* **Activity**
Each line of the listing is to be retyped exactly as given.

* **Material for this exercise**

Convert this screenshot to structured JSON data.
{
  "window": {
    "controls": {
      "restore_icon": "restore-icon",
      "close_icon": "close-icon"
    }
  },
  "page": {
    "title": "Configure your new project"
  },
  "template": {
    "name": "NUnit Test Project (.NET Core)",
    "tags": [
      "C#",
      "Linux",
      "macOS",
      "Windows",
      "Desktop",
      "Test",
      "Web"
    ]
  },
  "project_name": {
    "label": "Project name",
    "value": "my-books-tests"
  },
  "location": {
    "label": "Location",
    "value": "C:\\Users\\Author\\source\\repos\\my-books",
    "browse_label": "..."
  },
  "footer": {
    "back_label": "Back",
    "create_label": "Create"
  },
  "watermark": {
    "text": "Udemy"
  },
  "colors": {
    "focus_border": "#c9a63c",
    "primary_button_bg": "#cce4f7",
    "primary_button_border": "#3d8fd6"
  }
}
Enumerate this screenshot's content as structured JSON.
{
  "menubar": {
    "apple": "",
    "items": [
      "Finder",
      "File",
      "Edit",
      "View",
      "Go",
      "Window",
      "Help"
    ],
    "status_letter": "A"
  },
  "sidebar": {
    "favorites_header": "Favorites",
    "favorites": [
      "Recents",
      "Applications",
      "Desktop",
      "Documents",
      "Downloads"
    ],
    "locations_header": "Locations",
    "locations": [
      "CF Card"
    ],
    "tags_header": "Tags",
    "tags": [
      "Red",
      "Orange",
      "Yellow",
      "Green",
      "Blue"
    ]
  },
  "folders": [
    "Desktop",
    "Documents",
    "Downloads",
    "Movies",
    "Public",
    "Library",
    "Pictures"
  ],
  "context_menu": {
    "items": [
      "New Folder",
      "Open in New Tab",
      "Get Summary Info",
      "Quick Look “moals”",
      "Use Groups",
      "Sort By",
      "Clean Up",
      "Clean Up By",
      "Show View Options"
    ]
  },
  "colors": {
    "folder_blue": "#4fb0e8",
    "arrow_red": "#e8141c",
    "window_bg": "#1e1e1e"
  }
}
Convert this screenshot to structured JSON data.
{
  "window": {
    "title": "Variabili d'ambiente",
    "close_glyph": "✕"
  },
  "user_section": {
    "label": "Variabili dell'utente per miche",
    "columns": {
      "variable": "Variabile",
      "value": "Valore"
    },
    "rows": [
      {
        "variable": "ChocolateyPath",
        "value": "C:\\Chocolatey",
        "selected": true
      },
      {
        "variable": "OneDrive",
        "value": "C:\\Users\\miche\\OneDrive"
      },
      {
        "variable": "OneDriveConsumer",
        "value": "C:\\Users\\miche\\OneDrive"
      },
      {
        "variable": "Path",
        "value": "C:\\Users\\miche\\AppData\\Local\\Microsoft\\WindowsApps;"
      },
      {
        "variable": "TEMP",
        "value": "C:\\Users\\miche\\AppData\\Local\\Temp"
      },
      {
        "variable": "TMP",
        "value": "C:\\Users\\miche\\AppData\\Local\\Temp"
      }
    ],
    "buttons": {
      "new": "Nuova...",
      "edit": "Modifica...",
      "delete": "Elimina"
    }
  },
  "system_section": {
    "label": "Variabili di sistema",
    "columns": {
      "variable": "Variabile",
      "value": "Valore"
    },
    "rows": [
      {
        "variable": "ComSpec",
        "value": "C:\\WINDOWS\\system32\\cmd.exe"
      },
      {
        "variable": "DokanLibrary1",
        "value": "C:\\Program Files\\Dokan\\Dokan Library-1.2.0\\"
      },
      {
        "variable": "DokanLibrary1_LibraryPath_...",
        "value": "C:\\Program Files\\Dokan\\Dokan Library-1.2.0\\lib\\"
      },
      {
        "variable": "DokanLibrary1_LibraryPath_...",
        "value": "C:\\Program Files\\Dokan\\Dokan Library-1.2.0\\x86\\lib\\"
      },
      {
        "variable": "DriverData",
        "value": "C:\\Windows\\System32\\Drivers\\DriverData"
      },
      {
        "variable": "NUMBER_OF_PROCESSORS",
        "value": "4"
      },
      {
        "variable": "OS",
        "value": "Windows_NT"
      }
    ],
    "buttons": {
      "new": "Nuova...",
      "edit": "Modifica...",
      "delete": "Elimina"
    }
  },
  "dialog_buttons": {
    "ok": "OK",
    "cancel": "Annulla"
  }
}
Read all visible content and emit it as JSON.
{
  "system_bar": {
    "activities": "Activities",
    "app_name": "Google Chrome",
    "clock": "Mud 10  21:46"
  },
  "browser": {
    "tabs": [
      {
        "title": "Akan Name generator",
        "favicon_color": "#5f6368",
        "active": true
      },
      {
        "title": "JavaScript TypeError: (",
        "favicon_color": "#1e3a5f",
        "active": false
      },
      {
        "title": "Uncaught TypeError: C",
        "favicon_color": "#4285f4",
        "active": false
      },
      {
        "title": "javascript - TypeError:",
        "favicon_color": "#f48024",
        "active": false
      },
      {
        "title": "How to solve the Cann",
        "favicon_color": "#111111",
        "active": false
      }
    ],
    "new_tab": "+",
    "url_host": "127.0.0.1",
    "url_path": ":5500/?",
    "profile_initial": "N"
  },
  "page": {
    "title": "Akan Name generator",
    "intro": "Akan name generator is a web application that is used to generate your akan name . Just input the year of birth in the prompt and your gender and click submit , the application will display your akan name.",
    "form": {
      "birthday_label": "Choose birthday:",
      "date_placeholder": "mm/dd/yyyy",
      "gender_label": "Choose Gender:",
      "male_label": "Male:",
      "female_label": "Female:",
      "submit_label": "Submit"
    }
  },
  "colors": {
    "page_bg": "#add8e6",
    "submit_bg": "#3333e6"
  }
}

* **Reply**
Convert this screenshot to structured JSON data.
{
  "window": {
    "controls": {
      "restore_icon": "restore-icon",
      "close_icon": "close-icon"
    }
  },
  "page": {
    "title": "Configure your new project"
  },
  "template": {
    "name": "NUnit Test Project (.NET Core)",
    "tags": [
      "C#",
      "Linux",
      "macOS",
      "Windows",
      "Desktop",
      "Test",
      "Web"
    ]
  },
  "project_name": {
    "label": "Project name",
    "value": "my-books-tests"
  },
  "location": {
    "label": "Location",
    "value": "C:\\Users\\Author\\source\\repos\\my-books",
    "browse_label": "..."
  },
  "footer": {
    "back_label": "Back",
    "create_label": "Create"
  },
  "watermark": {
    "text": "Udemy"
  },
  "colors": {
    "focus_border": "#c9a63c",
    "primary_button_bg": "#cce4f7",
    "primary_button_border": "#3d8fd6"
  }
}
Enumerate this screenshot's content as structured JSON.
{
  "menubar": {
    "apple": "",
    "items": [
      "Finder",
      "File",
      "Edit",
      "View",
      "Go",
      "Window",
      "Help"
    ],
    "status_letter": "A"
  },
  "sidebar": {
    "favorites_header": "Favorites",
    "favorites": [
      "Recents",
      "Applications",
      "Desktop",
      "Documents",
      "Downloads"
    ],
    "locations_header": "Locations",
    "locations": [
      "CF Card"
    ],
    "tags_header": "Tags",
    "tags": [
      "Red",
      "Orange",
      "Yellow",
      "Green",
      "Blue"
    ]
  },
  "folders": [
    "Desktop",
    "Documents",
    "Downloads",
    "Movies",
    "Public",
    "Library",
    "Pictures"
  ],
  "context_menu": {
    "items": [
      "New Folder",
      "Open in New Tab",
      "Get Summary Info",
      "Quick Look “moals”",
      "Use Groups",
      "Sort By",
      "Clean Up",
      "Clean Up By",
      "Show View Options"
    ]
  },
  "colors": {
    "folder_blue": "#4fb0e8",
    "arrow_red": "#e8141c",
    "window_bg": "#1e1e1e"
  }
}
Convert this screenshot to structured JSON data.
{
  "window": {
    "title": "Variabili d'ambiente",
    "close_glyph": "✕"
  },
  "user_section": {
    "label": "Variabili dell'utente per miche",
    "columns": {
      "variable": "Variabile",
      "value": "Valore"
    },
    "rows": [
      {
        "variable": "ChocolateyPath",
        "value": "C:\\Chocolatey",
        "selected": true
      },
      {
        "variable": "OneDrive",
        "value": "C:\\Users\\miche\\OneDrive"
      },
      {
        "variable": "OneDriveConsumer",
        "value": "C:\\Users\\miche\\OneDrive"
      },
      {
        "variable": "Path",
        "value": "C:\\Users\\miche\\AppData\\Local\\Microsoft\\WindowsApps;"
      },
      {
        "variable": "TEMP",
        "value": "C:\\Users\\miche\\AppData\\Local\\Temp"
      },
      {
        "variable": "TMP",
        "value": "C:\\Users\\miche\\AppData\\Local\\Temp"
      }
    ],
    "buttons": {
      "new": "Nuova...",
      "edit": "Modifica...",
      "delete": "Elimina"
    }
  },
  "system_section": {
    "label": "Variabili di sistema",
    "columns": {
      "variable": "Variabile",
      "value": "Valore"
    },
    "rows": [
      {
        "variable": "ComSpec",
        "value": "C:\\WINDOWS\\system32\\cmd.exe"
      },
      {
        "variable": "DokanLibrary1",
        "value": "C:\\Program Files\\Dokan\\Dokan Library-1.2.0\\"
      },
      {
        "variable": "DokanLibrary1_LibraryPath_...",
        "value": "C:\\Program Files\\Dokan\\Dokan Library-1.2.0\\lib\\"
      },
      {
        "variable": "DokanLibrary1_LibraryPath_...",
        "value": "C:\\Program Files\\Dokan\\Dokan Library-1.2.0\\x86\\lib\\"
      },
      {
        "variable": "DriverData",
        "value": "C:\\Windows\\System32\\Drivers\\DriverData"
      },
      {
        "variable": "NUMBER_OF_PROCESSORS",
        "value": "4"
      },
      {
        "variable": "OS",
        "value": "Windows_NT"
      }
    ],
    "buttons": {
      "new": "Nuova...",
      "edit": "Modifica...",
      "delete": "Elimina"
    }
  },
  "dialog_buttons": {
    "ok": "OK",
    "cancel": "Annulla"
  }
}
Read all visible content and emit it as JSON.
{
  "system_bar": {
    "activities": "Activities",
    "app_name": "Google Chrome",
    "clock": "Mud 10  21:46"
  },
  "browser": {
    "tabs": [
      {
        "title": "Akan Name generator",
        "favicon_color": "#5f6368",
        "active": true
      },
      {
        "title": "JavaScript TypeError: (",
        "favicon_color": "#1e3a5f",
        "active": false
      },
      {
        "title": "Uncaught TypeError: C",
        "favicon_color": "#4285f4",
        "active": false
      },
      {
        "title": "javascript - TypeError:",
        "favicon_color": "#f48024",
        "active": false
      },
      {
        "title": "How to solve the Cann",
        "favicon_color": "#111111",
        "active": false
      }
    ],
    "new_tab": "+",
    "url_host": "127.0.0.1",
    "url_path": ":5500/?",
    "profile_initial": "N"
  },
  "page": {
    "title": "Akan Name generator",
    "intro": "Akan name generator is a web application that is used to generate your akan name . Just input the year of birth in the prompt and your gender and click submit , the application will display your akan name.",
    "form": {
      "birthday_label": "Choose birthday:",
      "date_placeholder": "mm/dd/yyyy",
      "gender_label": "Choose Gender:",
      "male_label": "Male:",
      "female_label": "Female:",
      "submit_label": "Submit"
    }
  },
  "colors": {
    "page_bg": "#add8e6",
    "submit_bg": "#3333e6"
  }
}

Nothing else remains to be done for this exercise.